**WHAT YOU ARE ASKED TO DO**
Whenever a line of the data below holds the string "call", copy that line.

**Data records for software interfaces**
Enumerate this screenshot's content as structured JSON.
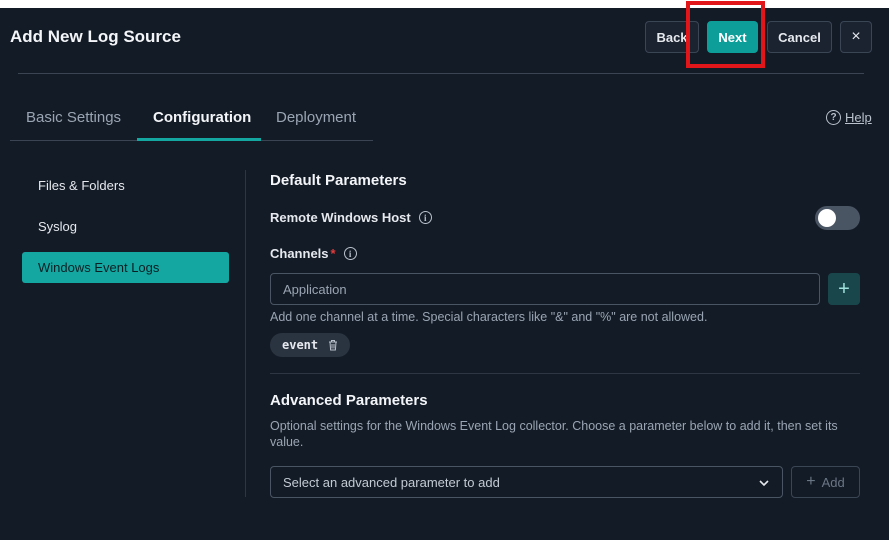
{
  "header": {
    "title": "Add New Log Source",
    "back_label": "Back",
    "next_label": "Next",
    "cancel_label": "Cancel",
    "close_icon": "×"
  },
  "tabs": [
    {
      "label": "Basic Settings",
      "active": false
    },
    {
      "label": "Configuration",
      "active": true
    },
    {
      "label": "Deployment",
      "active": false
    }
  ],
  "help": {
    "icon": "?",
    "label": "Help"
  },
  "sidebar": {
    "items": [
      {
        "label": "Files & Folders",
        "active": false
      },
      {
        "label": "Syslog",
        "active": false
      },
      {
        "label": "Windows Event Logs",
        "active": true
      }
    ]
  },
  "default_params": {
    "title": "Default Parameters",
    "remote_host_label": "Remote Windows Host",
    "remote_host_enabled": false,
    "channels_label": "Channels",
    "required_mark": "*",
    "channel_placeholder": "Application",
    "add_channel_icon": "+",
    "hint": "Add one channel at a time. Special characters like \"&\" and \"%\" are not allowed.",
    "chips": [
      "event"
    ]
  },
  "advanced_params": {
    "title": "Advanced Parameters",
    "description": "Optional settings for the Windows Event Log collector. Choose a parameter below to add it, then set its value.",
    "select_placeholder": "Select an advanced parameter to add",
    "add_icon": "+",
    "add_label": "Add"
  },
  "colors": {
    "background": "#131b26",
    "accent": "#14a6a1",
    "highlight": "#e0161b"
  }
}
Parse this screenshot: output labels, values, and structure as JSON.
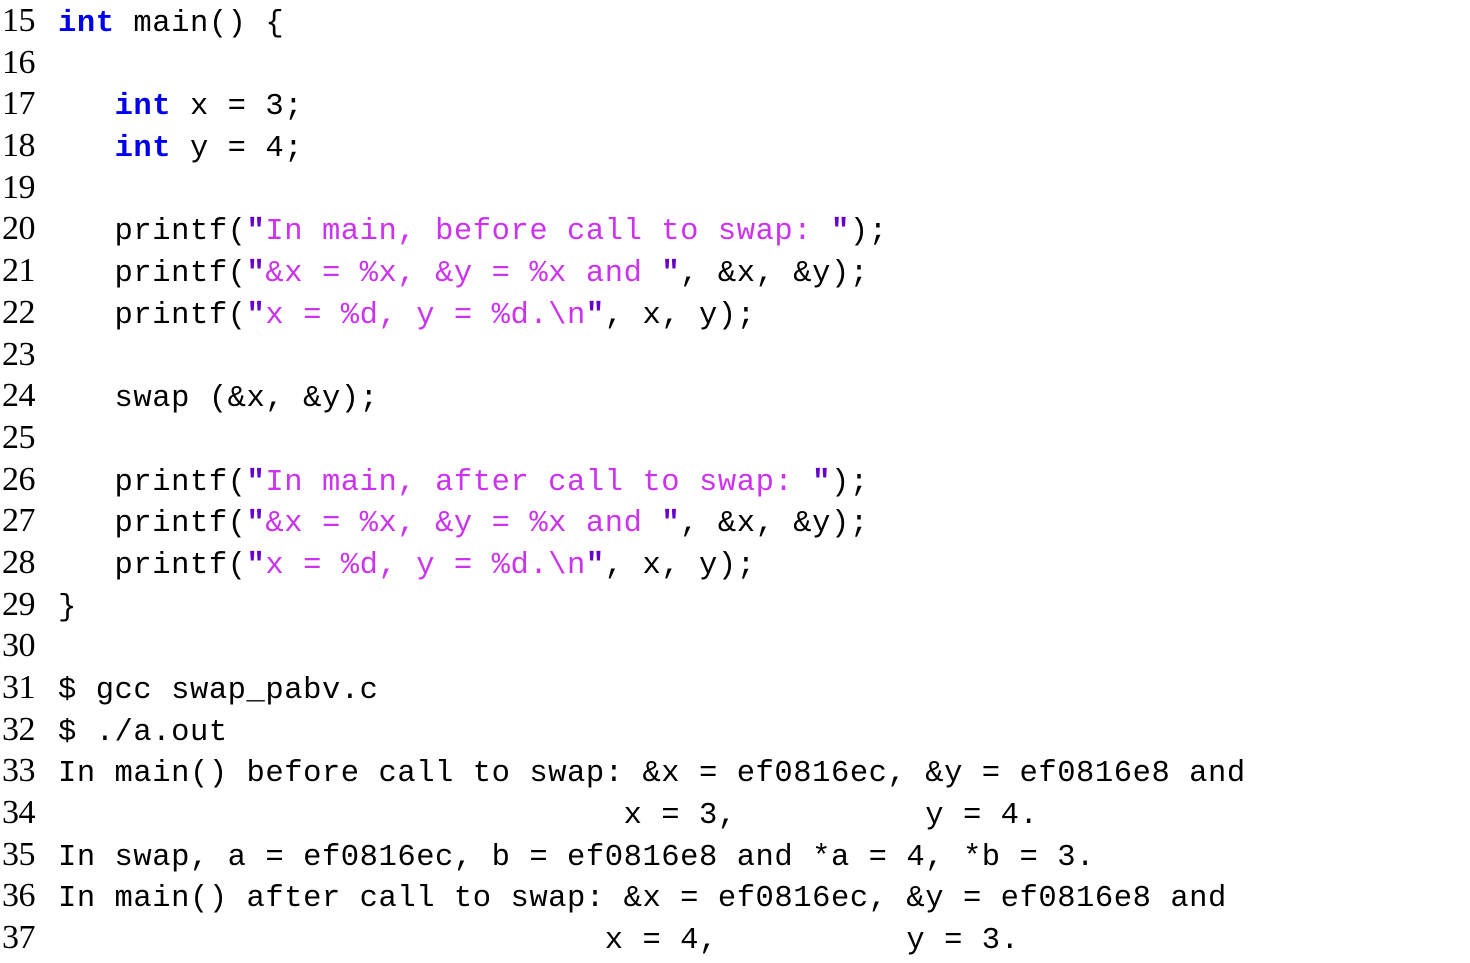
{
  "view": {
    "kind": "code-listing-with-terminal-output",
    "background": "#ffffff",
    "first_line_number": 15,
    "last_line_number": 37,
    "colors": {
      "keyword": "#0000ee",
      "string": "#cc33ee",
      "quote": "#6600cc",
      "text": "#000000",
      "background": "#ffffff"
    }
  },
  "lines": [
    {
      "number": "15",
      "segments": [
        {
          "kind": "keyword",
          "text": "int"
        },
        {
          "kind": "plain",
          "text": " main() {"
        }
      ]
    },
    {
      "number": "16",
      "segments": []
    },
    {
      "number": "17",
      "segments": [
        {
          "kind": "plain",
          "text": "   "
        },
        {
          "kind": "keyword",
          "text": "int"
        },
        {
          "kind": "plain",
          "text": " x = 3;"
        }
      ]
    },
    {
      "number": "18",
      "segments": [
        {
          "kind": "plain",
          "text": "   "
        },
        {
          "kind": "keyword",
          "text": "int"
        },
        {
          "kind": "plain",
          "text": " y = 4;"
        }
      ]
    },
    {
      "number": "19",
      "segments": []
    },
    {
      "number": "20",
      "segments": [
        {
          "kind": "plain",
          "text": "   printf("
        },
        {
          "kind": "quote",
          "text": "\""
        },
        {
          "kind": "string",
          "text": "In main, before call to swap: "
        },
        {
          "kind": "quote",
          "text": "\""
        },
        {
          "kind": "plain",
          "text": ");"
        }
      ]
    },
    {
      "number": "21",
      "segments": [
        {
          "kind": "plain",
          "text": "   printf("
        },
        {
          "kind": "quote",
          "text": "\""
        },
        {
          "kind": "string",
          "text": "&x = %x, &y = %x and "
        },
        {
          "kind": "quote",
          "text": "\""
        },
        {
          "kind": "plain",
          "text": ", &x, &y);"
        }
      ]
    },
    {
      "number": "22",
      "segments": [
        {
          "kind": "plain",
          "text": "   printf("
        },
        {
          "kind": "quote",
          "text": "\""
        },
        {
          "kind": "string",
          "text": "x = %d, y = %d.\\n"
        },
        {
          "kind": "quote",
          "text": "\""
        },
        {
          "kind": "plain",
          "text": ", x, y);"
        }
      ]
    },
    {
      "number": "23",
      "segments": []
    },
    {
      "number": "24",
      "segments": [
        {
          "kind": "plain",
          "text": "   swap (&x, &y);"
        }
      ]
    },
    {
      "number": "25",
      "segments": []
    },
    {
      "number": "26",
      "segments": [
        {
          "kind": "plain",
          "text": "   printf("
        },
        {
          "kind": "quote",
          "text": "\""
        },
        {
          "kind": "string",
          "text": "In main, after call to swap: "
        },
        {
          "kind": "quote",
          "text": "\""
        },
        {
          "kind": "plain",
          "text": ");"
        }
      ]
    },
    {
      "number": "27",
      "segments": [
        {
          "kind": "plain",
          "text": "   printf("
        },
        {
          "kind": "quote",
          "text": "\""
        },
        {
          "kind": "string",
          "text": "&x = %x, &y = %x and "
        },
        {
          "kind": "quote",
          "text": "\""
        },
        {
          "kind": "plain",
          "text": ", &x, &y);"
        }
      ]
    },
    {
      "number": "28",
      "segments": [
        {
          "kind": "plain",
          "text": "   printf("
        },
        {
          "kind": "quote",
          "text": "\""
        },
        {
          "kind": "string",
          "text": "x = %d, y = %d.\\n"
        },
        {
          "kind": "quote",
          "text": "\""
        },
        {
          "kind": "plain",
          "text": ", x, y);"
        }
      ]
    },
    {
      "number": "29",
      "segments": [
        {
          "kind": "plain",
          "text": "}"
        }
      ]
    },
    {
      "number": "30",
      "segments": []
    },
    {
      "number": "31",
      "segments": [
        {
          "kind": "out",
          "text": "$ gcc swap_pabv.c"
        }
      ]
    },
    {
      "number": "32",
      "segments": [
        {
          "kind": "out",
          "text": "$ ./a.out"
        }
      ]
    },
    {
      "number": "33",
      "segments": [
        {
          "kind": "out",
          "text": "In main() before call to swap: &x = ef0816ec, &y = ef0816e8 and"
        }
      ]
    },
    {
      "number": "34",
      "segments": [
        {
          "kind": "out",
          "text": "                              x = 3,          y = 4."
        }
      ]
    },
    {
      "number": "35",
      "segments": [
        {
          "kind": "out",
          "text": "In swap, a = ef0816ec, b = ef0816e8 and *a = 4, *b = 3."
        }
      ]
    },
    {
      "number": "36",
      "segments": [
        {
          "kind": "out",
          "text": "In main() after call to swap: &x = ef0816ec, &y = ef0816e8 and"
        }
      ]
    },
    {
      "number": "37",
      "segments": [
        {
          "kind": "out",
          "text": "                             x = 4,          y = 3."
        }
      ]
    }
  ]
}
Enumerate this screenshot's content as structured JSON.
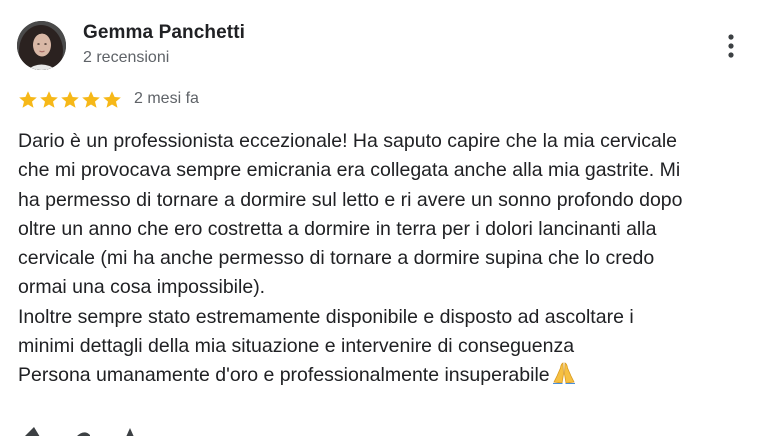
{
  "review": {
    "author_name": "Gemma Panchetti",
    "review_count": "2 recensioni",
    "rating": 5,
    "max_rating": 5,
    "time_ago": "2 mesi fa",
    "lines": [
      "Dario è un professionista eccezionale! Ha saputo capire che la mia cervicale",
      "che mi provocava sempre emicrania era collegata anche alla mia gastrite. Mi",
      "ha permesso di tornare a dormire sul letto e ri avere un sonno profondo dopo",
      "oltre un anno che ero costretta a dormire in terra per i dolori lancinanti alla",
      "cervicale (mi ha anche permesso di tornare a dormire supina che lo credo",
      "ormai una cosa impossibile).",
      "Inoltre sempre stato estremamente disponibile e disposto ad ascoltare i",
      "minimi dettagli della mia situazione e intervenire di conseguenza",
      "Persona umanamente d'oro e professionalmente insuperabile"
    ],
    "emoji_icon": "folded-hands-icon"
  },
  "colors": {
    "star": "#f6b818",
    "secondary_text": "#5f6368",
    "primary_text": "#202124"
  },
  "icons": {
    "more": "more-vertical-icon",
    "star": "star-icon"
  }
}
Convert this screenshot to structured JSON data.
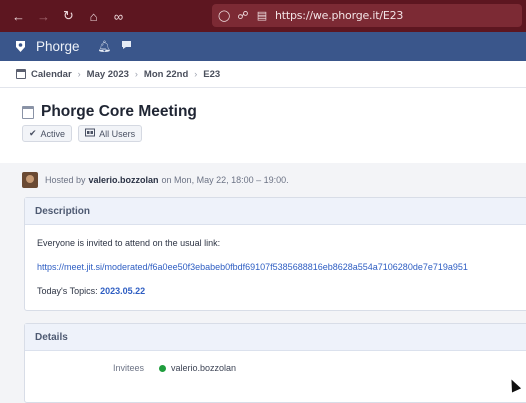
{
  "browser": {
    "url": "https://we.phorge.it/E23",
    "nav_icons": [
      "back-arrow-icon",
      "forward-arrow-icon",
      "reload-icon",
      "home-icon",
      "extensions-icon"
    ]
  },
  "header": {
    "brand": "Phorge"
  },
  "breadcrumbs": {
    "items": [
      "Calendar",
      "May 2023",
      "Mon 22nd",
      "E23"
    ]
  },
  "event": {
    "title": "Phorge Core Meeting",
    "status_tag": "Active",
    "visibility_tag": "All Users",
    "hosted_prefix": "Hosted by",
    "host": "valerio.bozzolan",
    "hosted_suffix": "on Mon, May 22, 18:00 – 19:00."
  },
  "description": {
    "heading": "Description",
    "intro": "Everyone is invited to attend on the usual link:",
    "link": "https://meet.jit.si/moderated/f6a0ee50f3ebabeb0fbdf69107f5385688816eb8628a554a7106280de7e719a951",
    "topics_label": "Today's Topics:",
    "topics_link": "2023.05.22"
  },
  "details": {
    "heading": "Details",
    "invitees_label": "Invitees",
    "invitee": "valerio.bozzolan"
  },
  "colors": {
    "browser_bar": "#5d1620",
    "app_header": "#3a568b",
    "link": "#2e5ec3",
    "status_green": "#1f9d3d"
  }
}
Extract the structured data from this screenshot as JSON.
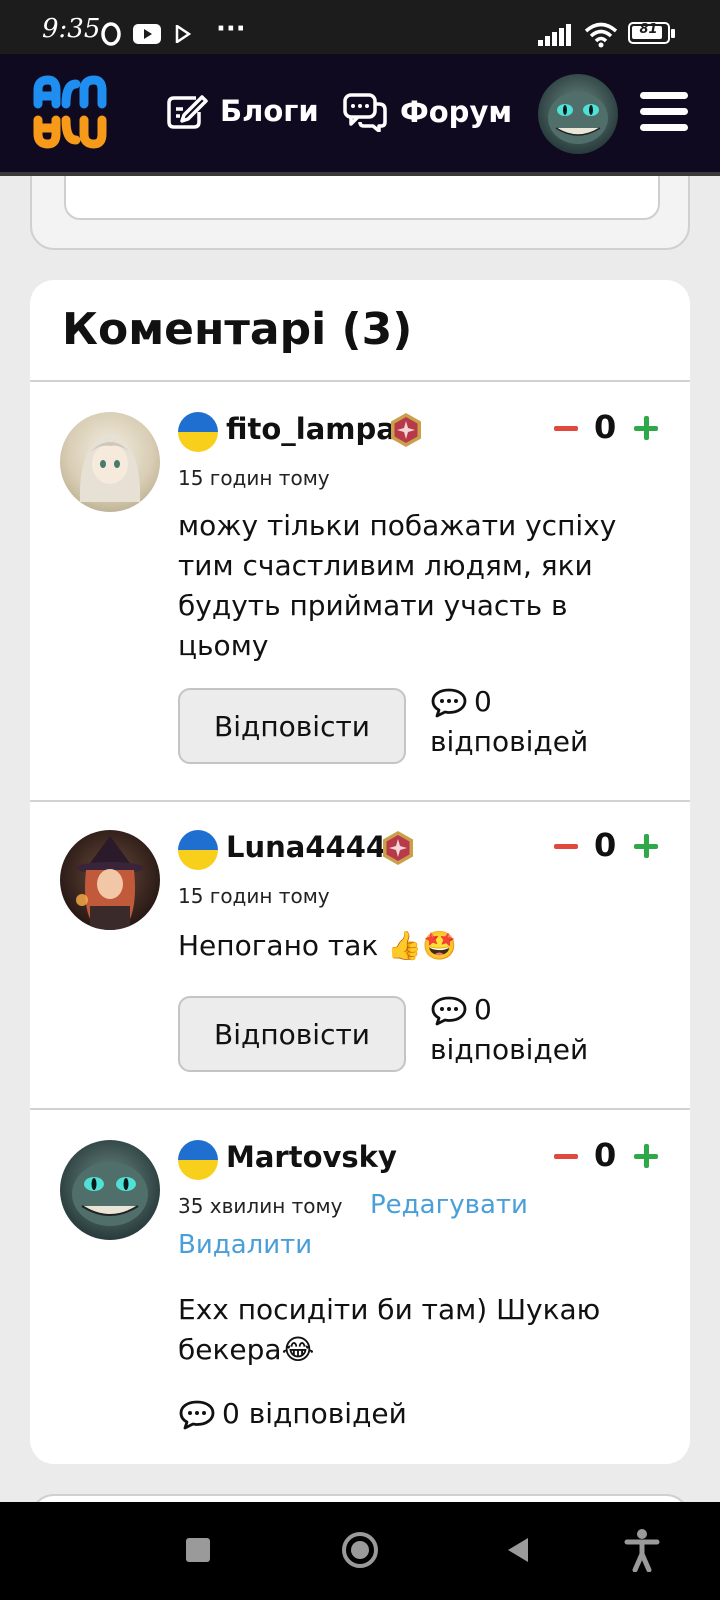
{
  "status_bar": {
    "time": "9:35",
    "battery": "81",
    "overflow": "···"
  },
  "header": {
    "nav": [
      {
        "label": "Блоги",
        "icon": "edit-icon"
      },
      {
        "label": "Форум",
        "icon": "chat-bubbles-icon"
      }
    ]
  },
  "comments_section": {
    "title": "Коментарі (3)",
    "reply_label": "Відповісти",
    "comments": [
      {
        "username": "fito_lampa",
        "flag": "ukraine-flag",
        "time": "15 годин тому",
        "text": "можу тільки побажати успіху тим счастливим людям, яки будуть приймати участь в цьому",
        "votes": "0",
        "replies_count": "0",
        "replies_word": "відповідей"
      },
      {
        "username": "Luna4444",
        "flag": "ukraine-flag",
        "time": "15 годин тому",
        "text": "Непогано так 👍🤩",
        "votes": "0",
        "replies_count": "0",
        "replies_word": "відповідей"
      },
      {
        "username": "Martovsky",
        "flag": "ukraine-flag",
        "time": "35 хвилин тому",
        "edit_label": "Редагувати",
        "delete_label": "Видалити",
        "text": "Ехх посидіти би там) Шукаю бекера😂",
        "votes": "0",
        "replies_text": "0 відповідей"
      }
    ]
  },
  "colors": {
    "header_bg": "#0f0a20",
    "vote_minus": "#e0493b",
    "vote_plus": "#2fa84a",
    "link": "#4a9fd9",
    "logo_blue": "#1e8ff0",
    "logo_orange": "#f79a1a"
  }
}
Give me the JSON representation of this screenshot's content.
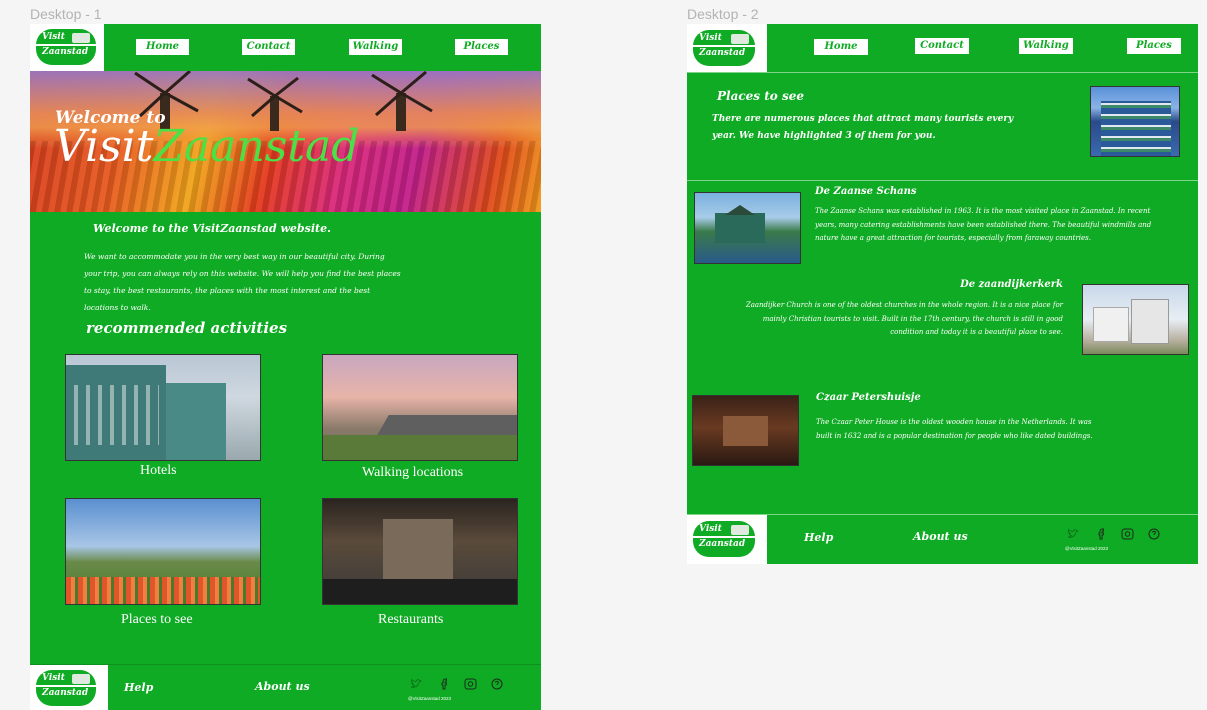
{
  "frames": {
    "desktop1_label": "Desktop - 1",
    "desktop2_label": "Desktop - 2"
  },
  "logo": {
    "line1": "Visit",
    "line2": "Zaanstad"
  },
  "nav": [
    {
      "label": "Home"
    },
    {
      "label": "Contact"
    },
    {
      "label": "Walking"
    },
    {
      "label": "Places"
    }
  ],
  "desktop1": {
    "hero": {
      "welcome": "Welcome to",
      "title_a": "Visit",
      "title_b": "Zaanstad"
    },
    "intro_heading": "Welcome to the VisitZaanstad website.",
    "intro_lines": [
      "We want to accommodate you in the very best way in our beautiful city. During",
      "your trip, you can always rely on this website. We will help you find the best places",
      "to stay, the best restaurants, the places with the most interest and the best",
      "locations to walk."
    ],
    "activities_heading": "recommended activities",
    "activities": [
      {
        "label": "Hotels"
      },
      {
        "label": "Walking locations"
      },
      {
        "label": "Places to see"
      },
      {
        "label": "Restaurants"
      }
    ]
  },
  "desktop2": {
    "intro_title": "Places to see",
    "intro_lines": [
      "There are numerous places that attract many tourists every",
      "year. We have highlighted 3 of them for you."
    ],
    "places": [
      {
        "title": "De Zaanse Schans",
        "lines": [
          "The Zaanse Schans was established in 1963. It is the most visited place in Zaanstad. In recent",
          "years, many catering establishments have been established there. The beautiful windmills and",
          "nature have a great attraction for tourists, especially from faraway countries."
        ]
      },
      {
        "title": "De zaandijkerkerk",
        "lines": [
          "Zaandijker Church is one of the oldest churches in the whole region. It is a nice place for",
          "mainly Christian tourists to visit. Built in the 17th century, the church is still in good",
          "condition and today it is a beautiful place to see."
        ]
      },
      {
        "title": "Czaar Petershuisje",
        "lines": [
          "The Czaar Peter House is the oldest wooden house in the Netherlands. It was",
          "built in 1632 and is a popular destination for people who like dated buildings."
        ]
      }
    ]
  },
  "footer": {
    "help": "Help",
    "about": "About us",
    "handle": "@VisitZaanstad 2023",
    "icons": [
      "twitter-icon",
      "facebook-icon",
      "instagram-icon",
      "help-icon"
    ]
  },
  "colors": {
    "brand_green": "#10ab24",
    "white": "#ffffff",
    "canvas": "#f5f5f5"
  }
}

**ANSWER BELOW**
          "text": "In main, before call to swap: "
          "text": "In main, after call to swap: "
          "text": "In main() before call to swap: &x = ef0816ec, &y = ef0816e8 and"
          "text": "In main() after call to swap: &x = ef0816ec, &y = ef0816e8 and"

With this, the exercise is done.